- Opening Delimiter -

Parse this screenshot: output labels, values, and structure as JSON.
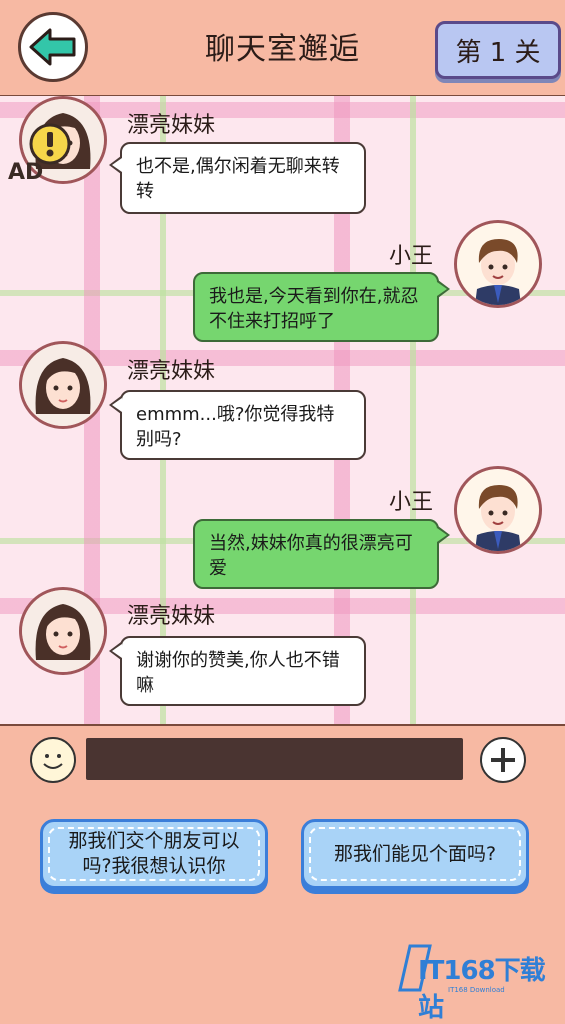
{
  "header": {
    "title": "聊天室邂逅",
    "level_label": "第 1 关"
  },
  "ad_badge": "AD",
  "messages": [
    {
      "sender": "漂亮妹妹",
      "side": "left",
      "text": "也不是,偶尔闲着无聊来转转"
    },
    {
      "sender": "小王",
      "side": "right",
      "text": "我也是,今天看到你在,就忍不住来打招呼了"
    },
    {
      "sender": "漂亮妹妹",
      "side": "left",
      "text": "emmm...哦?你觉得我特别吗?"
    },
    {
      "sender": "小王",
      "side": "right",
      "text": "当然,妹妹你真的很漂亮可爱"
    },
    {
      "sender": "漂亮妹妹",
      "side": "left",
      "text": "谢谢你的赞美,你人也不错嘛"
    }
  ],
  "options": [
    {
      "text": "那我们交个朋友可以吗?我很想认识你"
    },
    {
      "text": "那我们能见个面吗?"
    }
  ],
  "watermark": {
    "text": "IT168下载站",
    "sub": "IT168 Download"
  },
  "colors": {
    "background": "#f7b9a3",
    "left_bubble": "#ffffff",
    "right_bubble": "#76d66f",
    "option_bg": "#a9d3f7",
    "level_button": "#b9c7f2"
  }
}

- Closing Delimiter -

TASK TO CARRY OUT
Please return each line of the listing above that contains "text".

YOUR SOLUTION
      "text": "也不是,偶尔闲着无聊来转转"
      "text": "我也是,今天看到你在,就忍不住来打招呼了"
      "text": "emmm...哦?你觉得我特别吗?"
      "text": "当然,妹妹你真的很漂亮可爱"
      "text": "谢谢你的赞美,你人也不错嘛"
      "text": "那我们交个朋友可以吗?我很想认识你"
      "text": "那我们能见个面吗?"
    "text": "IT168下载站",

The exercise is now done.